Share Page:

Volume 30 , Issue 5
September/October 2015

Pages 1113-1118

Clinical Study of a Flap Advancement Technique Without Vertical Incision for Guided Bone Regeneration

Yongsoo Kim, DDS, PhD/Tae Kwang Kim, DDS/Dae Ho Leem, DDS, PhD

PMID: 26394348
DOI: 10.11607/jomi.3586

Purpose: The aim of this study was to introduce a novel method of flap advancement without a vertical releasing incision for guided bone regeneration (GBR) and to discuss its clinical outcomes. Materials and Methods: This retrospective study involved patients who had received GBR for dental implants between April 2012 and April 2013. In all patients, a typical midcrestal incision was made on the edentulous alveolar ridge, and a sulcular incision was extended to the adjacent two teeth; however, no vertical incision was performed. Instead, a wide periosteal releasing incision and an additional releasing incision that selectively cut part of the facial expression muscles (the orbicularis oris or the buccinator) were used. Postoperative complications, such as swelling, pain, paresthesia, signs of infection, and membrane exposure, were evaluated at 1, 2, 4, 12, and 24 weeks after surgery. Results: Forty sites in 34 patients were evaluated. At all surgical sites, flap advancement of more than 7 mm was attained, and clinically passive primary closure was achieved. All patients experienced slight or mild postoperative swelling without functional limitation or discomfort during mouth opening, eye opening, and swallowing. No long-lasting pain (more than a week), paresthesia, or signs of infection occurred during the follow-up period of 6 months. However, delayed exposure of titanium mesh after 4 months was observed in two patients who had used a provisional removable prosthesis. Within 2 weeks, the exposures closed spontaneously after prosthesis use was halted and careful daily dressing was undertaken. Conclusion: The flap advancement technique presented in this study easily enables clinically passive primary closure, and there was no obvious failure of primary closure. This technique could be used successfully in GBR procedures.

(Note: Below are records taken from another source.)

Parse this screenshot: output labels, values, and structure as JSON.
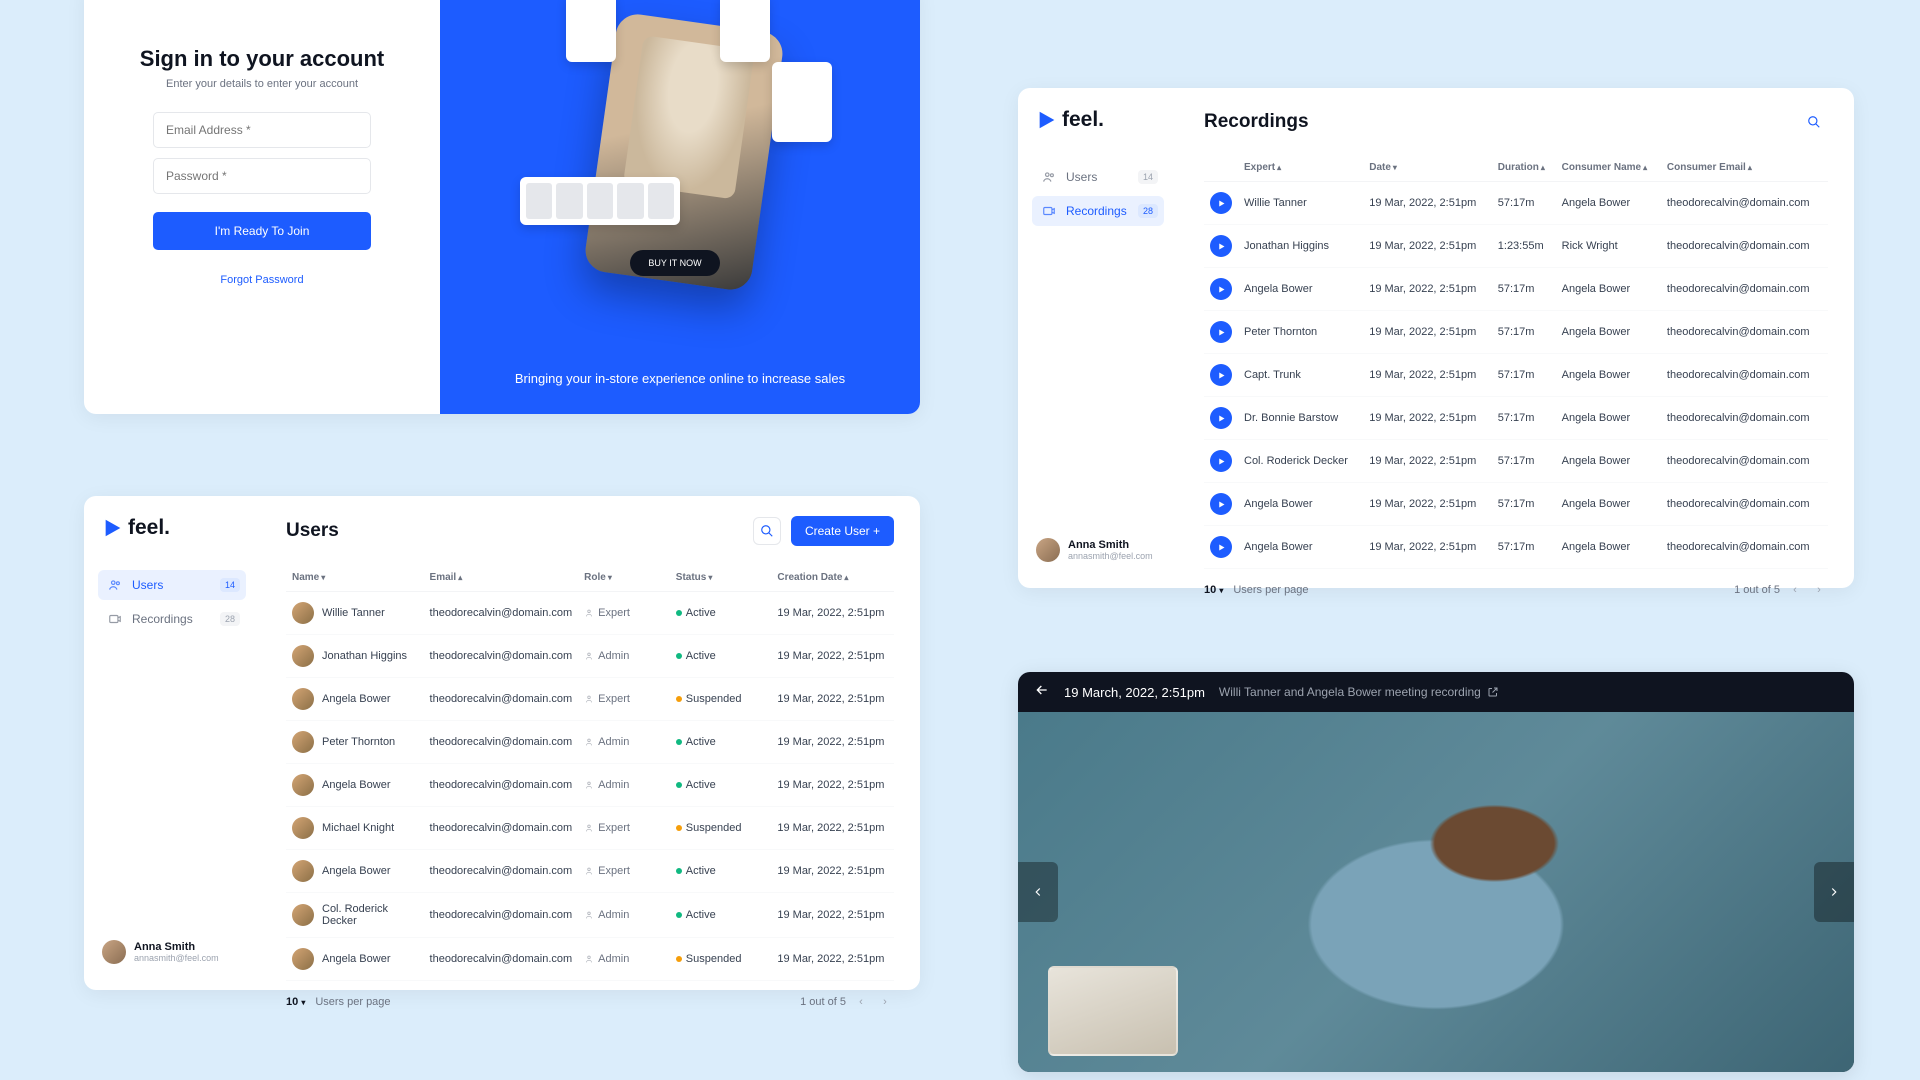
{
  "signin": {
    "title": "Sign in to your account",
    "subtitle": "Enter your details to enter your account",
    "email_placeholder": "Email Address *",
    "password_placeholder": "Password *",
    "button": "I'm Ready To Join",
    "forgot": "Forgot Password",
    "tagline": "Bringing your in-store experience online to increase sales",
    "buy_now": "BUY IT NOW"
  },
  "brand": {
    "name": "feel."
  },
  "sidebar": {
    "items": [
      {
        "label": "Users",
        "badge": "14"
      },
      {
        "label": "Recordings",
        "badge": "28"
      }
    ]
  },
  "current_user": {
    "name": "Anna Smith",
    "email": "annasmith@feel.com"
  },
  "users_panel": {
    "title": "Users",
    "create_btn": "Create User +",
    "columns": [
      "Name",
      "Email",
      "Role",
      "Status",
      "Creation Date"
    ],
    "rows": [
      {
        "name": "Willie Tanner",
        "email": "theodorecalvin@domain.com",
        "role": "Expert",
        "status": "Active",
        "date": "19 Mar, 2022, 2:51pm"
      },
      {
        "name": "Jonathan Higgins",
        "email": "theodorecalvin@domain.com",
        "role": "Admin",
        "status": "Active",
        "date": "19 Mar, 2022, 2:51pm"
      },
      {
        "name": "Angela Bower",
        "email": "theodorecalvin@domain.com",
        "role": "Expert",
        "status": "Suspended",
        "date": "19 Mar, 2022, 2:51pm"
      },
      {
        "name": "Peter Thornton",
        "email": "theodorecalvin@domain.com",
        "role": "Admin",
        "status": "Active",
        "date": "19 Mar, 2022, 2:51pm"
      },
      {
        "name": "Angela Bower",
        "email": "theodorecalvin@domain.com",
        "role": "Admin",
        "status": "Active",
        "date": "19 Mar, 2022, 2:51pm"
      },
      {
        "name": "Michael Knight",
        "email": "theodorecalvin@domain.com",
        "role": "Expert",
        "status": "Suspended",
        "date": "19 Mar, 2022, 2:51pm"
      },
      {
        "name": "Angela Bower",
        "email": "theodorecalvin@domain.com",
        "role": "Expert",
        "status": "Active",
        "date": "19 Mar, 2022, 2:51pm"
      },
      {
        "name": "Col. Roderick Decker",
        "email": "theodorecalvin@domain.com",
        "role": "Admin",
        "status": "Active",
        "date": "19 Mar, 2022, 2:51pm"
      },
      {
        "name": "Angela Bower",
        "email": "theodorecalvin@domain.com",
        "role": "Admin",
        "status": "Suspended",
        "date": "19 Mar, 2022, 2:51pm"
      }
    ],
    "per_page_value": "10",
    "per_page_label": "Users per page",
    "page_info": "1 out of 5"
  },
  "recordings_panel": {
    "title": "Recordings",
    "columns": [
      "Expert",
      "Date",
      "Duration",
      "Consumer Name",
      "Consumer Email"
    ],
    "rows": [
      {
        "expert": "Willie Tanner",
        "date": "19 Mar, 2022, 2:51pm",
        "duration": "57:17m",
        "consumer": "Angela Bower",
        "email": "theodorecalvin@domain.com"
      },
      {
        "expert": "Jonathan Higgins",
        "date": "19 Mar, 2022, 2:51pm",
        "duration": "1:23:55m",
        "consumer": "Rick Wright",
        "email": "theodorecalvin@domain.com"
      },
      {
        "expert": "Angela Bower",
        "date": "19 Mar, 2022, 2:51pm",
        "duration": "57:17m",
        "consumer": "Angela Bower",
        "email": "theodorecalvin@domain.com"
      },
      {
        "expert": "Peter Thornton",
        "date": "19 Mar, 2022, 2:51pm",
        "duration": "57:17m",
        "consumer": "Angela Bower",
        "email": "theodorecalvin@domain.com"
      },
      {
        "expert": "Capt. Trunk",
        "date": "19 Mar, 2022, 2:51pm",
        "duration": "57:17m",
        "consumer": "Angela Bower",
        "email": "theodorecalvin@domain.com"
      },
      {
        "expert": "Dr. Bonnie Barstow",
        "date": "19 Mar, 2022, 2:51pm",
        "duration": "57:17m",
        "consumer": "Angela Bower",
        "email": "theodorecalvin@domain.com"
      },
      {
        "expert": "Col. Roderick Decker",
        "date": "19 Mar, 2022, 2:51pm",
        "duration": "57:17m",
        "consumer": "Angela Bower",
        "email": "theodorecalvin@domain.com"
      },
      {
        "expert": "Angela Bower",
        "date": "19 Mar, 2022, 2:51pm",
        "duration": "57:17m",
        "consumer": "Angela Bower",
        "email": "theodorecalvin@domain.com"
      },
      {
        "expert": "Angela Bower",
        "date": "19 Mar, 2022, 2:51pm",
        "duration": "57:17m",
        "consumer": "Angela Bower",
        "email": "theodorecalvin@domain.com"
      }
    ],
    "per_page_value": "10",
    "per_page_label": "Users per page",
    "page_info": "1 out of 5"
  },
  "player": {
    "date": "19 March, 2022, 2:51pm",
    "title": "Willi Tanner and Angela Bower meeting recording"
  }
}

Full Text PDF File | Order Article


Get Adobe Reader
Adobe Acrobat Reader is required to view PDF files. This is a free program available from the Adobe web site.
Follow the download directions on the Adobe web site to get your copy of Adobe Acrobat Reader.


© 2020 Quintessence Publishing Co, Inc JOMI Home
Current Issue
Ahead of Print
Author Guidelines
Accepted Manuscripts
Submission Form
Quintessence Home
Terms of Use
Privacy Policy
About Us
Contact Us